Several media reports, starting last week and citing a University of Alaska aurora forecast, had claimed that 17 states — including Maryland — could see the northern lights Thursday, but experts say that is unlikely given current conditions.
Murtagh said that the confusion may have started almost a month ago when a coronal hole, or a temporarily cool area on the sun where solar particles can escape, formed. Because of the sun’s rotation cycles, experts predicted a geomagnetic storm 27 days later — this Thursday. Space meteorologists expected that hole would lead to a Level 1 or Level 2 geomagnetic storm on a scale that goes up to 5, meaning a moderate storm at best. That could create a glow on the horizon in northern states, Murtagh said, but nothing major.
“There was never a big storm predicted to begin with,” he said. NOAA has not released a northern lights watch for Thursday, and Murtagh doesn’t expect significant viewing opportunities.
Research associate professor Don Hampton, a space physicist at the University of Alaska Fairbanks Geophysical Institute, released a statement Monday addressing auroral predictions “making the rounds.” He said his university doesn’t make long-term auroral predictions and that it had used data from the Colorado-based Space Weather Prediction Center, a part of NOAA.
He said that, like all data analysis, the accuracy of the models to predict the auroral activity strongly depends on the quality and amount of data analyzed.
“There are only a few satellites and instruments dedicated to collecting these data, so the models typically have a wide range of predictions since the observations are relatively sparse,” he said. “While large solar storms can be seen leaving the vicinity of the sun, and their direction and speed can be estimated, once they leave the local solar vicinity they cannot be tracked. During this time the solar storms can be slightly diverted or even reduced, and the final impact on Earth’s magnetic field may be different than predicted.”
What causes aurora?
Auroras happen during geomagnetic storms, when energy and particles from the sun disturb Earth’s magnetosphere. Some particles travel along Earth’s magnetic field lines into the upper atmosphere, where they excite oxygen and nitrogen molecules and release photons of light.
The storms themselves are caused by magnetic energy and electrons hurled into space by the sun. The stronger the solar storm, the greater the effect — especially if the outburst is directed toward Earth.

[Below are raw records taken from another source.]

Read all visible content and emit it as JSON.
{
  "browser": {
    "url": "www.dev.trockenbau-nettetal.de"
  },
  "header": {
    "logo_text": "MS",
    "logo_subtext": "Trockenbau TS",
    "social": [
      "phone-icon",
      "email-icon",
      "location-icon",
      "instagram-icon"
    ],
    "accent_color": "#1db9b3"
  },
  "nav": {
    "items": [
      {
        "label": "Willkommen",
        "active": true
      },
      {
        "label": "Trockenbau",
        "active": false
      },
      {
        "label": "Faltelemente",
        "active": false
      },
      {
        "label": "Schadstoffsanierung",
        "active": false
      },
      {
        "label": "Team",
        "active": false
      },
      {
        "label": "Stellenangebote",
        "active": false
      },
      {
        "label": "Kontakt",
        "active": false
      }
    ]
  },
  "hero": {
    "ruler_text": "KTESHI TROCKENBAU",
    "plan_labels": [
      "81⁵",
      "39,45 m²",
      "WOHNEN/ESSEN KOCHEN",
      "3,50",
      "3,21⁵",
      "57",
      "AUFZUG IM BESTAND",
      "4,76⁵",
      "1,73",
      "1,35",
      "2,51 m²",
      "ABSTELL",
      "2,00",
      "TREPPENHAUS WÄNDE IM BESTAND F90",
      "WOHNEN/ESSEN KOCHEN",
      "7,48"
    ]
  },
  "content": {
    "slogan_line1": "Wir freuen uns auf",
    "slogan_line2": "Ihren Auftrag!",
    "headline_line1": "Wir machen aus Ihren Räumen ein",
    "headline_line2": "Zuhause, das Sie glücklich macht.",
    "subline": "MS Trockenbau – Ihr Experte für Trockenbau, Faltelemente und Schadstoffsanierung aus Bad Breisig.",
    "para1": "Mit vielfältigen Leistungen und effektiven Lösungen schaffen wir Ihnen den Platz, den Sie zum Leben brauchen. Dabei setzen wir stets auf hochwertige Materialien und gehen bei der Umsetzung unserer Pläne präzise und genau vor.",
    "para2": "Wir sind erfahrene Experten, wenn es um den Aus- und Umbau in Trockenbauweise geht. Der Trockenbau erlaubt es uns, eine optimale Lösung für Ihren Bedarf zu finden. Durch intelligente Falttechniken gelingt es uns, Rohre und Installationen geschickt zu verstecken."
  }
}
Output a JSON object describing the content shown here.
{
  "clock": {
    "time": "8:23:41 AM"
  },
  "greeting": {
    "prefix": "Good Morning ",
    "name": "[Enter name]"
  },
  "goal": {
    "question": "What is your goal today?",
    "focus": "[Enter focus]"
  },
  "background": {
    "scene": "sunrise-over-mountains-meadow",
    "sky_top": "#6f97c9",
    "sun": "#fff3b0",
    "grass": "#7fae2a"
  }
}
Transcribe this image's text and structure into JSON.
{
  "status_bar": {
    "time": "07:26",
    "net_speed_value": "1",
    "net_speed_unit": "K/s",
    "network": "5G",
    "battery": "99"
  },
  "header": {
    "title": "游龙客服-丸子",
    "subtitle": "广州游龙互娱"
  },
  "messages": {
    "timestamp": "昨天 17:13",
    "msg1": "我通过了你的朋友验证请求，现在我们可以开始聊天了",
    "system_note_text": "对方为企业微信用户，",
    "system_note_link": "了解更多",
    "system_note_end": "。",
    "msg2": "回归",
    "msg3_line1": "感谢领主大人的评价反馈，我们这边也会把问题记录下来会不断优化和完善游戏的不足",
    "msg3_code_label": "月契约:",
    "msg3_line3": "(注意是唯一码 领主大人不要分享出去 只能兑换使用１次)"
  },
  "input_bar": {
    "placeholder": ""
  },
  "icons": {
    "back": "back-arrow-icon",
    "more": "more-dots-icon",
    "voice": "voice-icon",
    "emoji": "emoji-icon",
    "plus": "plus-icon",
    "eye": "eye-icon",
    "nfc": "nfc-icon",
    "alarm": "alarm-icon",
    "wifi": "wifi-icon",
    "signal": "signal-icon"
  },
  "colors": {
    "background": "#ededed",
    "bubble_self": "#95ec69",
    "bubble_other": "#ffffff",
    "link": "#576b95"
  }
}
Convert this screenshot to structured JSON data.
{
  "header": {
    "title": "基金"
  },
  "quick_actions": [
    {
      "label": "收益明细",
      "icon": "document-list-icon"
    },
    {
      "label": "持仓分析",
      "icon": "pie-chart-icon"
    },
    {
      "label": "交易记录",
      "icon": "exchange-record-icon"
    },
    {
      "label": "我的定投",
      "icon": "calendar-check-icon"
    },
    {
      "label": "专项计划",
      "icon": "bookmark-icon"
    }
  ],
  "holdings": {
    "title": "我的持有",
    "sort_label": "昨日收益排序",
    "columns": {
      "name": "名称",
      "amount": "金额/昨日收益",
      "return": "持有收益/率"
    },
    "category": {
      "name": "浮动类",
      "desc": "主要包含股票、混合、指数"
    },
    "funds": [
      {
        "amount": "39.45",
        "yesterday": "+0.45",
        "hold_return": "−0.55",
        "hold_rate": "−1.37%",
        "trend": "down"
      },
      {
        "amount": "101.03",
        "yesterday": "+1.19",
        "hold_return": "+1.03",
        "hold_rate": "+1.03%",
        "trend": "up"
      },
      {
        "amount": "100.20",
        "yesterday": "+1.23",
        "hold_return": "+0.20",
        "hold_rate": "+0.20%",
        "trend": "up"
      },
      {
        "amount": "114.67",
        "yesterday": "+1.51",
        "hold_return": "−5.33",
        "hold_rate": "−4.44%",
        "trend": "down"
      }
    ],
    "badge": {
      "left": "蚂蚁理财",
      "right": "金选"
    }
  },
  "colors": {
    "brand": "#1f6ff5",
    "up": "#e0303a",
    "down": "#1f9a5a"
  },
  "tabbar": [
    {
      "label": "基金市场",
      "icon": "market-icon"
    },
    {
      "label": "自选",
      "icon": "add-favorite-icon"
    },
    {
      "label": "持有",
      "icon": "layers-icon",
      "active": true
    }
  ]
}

The northern and southern lights, collectively known as the aurora, are most common in the high Arctic and Antarctic regions around the poles, but they can venture to the middle latitudes on rare occasions during particularly strong geomagnetic storms.
Some reports last week predicted that northern lights might be seen across the country this Wednesday or Thursday, but meteorologists said it’s difficult to predict geomagnetic storms that far in advance.
It’s hard enough for meteorologists to correctly forecast terrestrial weather — now imagine predicting space weather.
“Forecasting them more than three days out is kind of like wishcasting,” said Chris Wicklund, a meteorologist in Minnesota. “I think a lot of people are going to be disappointed Thursday.”
In general, seeing the aurora borealis in the United States, especially in more southern states, requires little light pollution and clear, dark skies, often around midnight or 1 a.m., Wicklund said.
While viewing the northern lights this week is unlikely, Murtagh said that more significant geomagnetic storms, and as a result more viewable northern lights, could come in the next year or two.
There is an 11-year solar cycle that contains periods known as a solar minimum and solar maximum. During the minimum, there are few eruptions on the sun and consequently very few northern lights. During the maximum, there are more explosions and as a result much more aurora, Murtagh explained.
“We are now approaching the maximum,” he said. That could result in more “severe” geomagnetic storms, like those seen in March and April in Virginia, Arizona and North Carolina, among other southern states.
Kasha Patel contributed to this report.